Platinum is one of the "big three" Japanese pen companies (the others being Pilot/Namiki and Sailor). Maki-e pens are hand painted urushi lacquer with gold, abalone, and other materials. They are very expensive (from a few hundred to multiple thousands) due to the extensive hand finishing required for each pen, and as such are more like art pieces than pens. This particular model is Asian market only, released 2004, and signed by the artist on the reverse.
Art Alternatives Calligraphy Pen 2005-2006, gold plated steel nib, plastic, cartridge/converter
A typical art store calligraphy fountain pen. Functional, but with very cheap fittings and finish. Looks similar to the Osmiroid kits.
Aurora Optima c.2006, 18k nib, celluloid, piston
One of Aurora of Italy's nicer pens, with a piston mechanism.
Sailor 1911M c.2006, 14k gold nib, plastic, cartridge/converter
The 1911M is the mid-size version of the 1911 series from Sailor of Japan.
Levenger True Writer Flourish Sept 2007, gold-plated steel nib, cartridge/converter
Levenger, a seller of pretentious "tools for serious readers" has its own pen line, featuring the True Writer. Vaguely Esterbrook-inspired (down to the interchangeable nibs), it comes in a huge number of finishes that are changed every few months.
Pilot 78G c.1990s-2000s, gold-plated steel nib, plastic, aerometric
One of Pilot's basic inexpensive pens (the cap bands are painted on instead of being plated metal, for instance).
Sailor Hi-Ace c.2000s, gold-plated steel nib, steel, cartridge/converter
This cute little pen is not commonly sen in the United States and does not always appear in English-language catalogs.
Sailor Hi-Ace c.2000s, gold-plated steel nib, plastic/steel, cartridge/converter
This is probably the more common version of the Hi-Ace, with a plastic body and metal cap.
Platinum Riviere PTR-200 c.2000s, steel nib, plastic, cartridge/converter
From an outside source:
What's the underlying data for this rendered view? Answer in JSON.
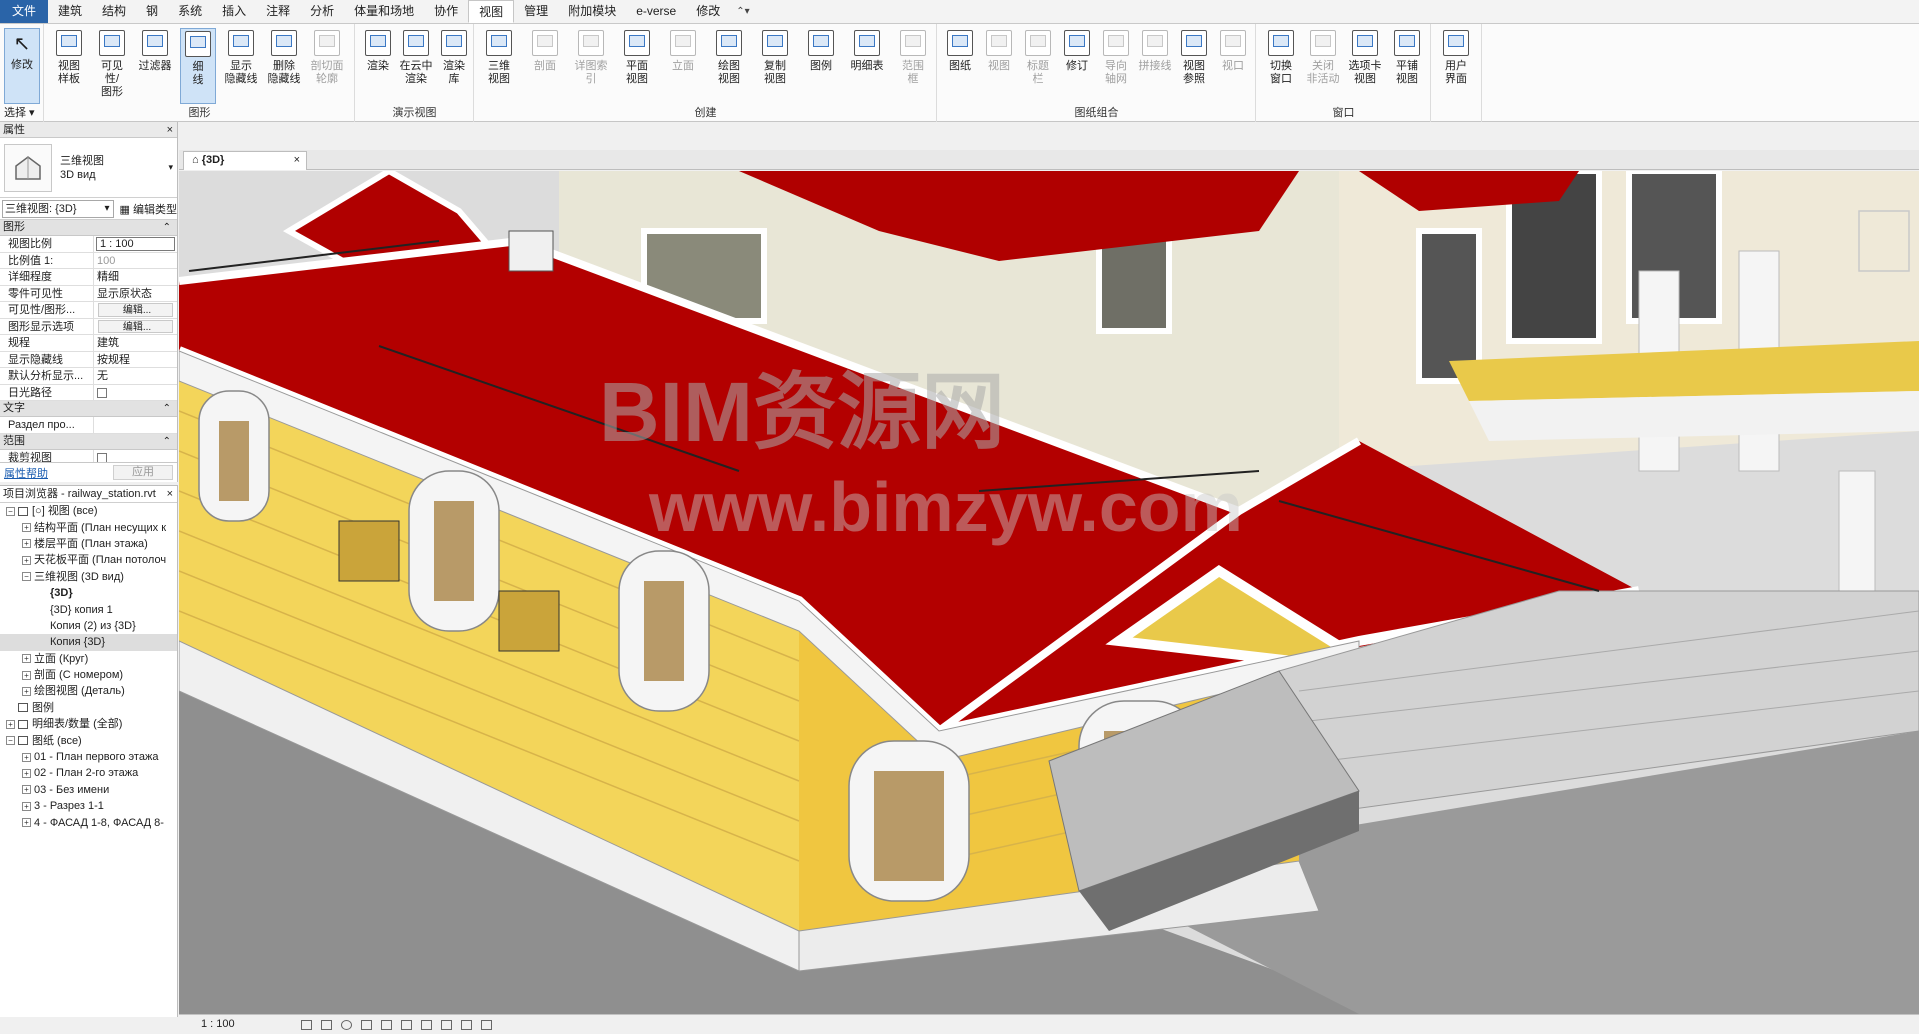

These cheap pens were made by Platinum (in a Chinese factory) for Daiso, a 100-yen shop (the Japanese equivalent of dollar stores). Note that the Riviere name is also used for a much nicer Platinum pen; this is the cheapie one labeled PTR-200 (indicating a retail price point around 200 yen)
Daiso, unknown cartridge pen c.2000s, steel nib, plastic, cartridge/converter
Daiso (the Japanese dollar store) has these little fountain pens made under their own brand. No idea who the manufacturer is, but they take knockoff Sailor-compatible cartridges (the cartridges themselves have molding flash and are not finished to the same quality as actual Sailor cartridges, but they are compatible). I don't know that this pen was even given the dignity of a name; the katakana on the packaging (as near as I can make out) says just "cartridge pen."
Unknown Snake Pen c.2000s, gold-plated steel nib, brass, cartridge/converter
This pen is much to cumbersome and unwieldly to actually use, but as a cheap decorative piece it isn't bad. I do not know who makes it, but the box has a "Taiwan" sticker, so it could be Genius.
Jinhao Olympic Torch c.2008, gold-plated steel nib, cartridge/converter
With the popularity of the Beijing 2008 Olympics came a whole bunch of commemorative tchotchkes from China's workshops. This pen from Jinhao is made to look like the Olympic Torch and is much cheaper-looking up close than it is at a distance.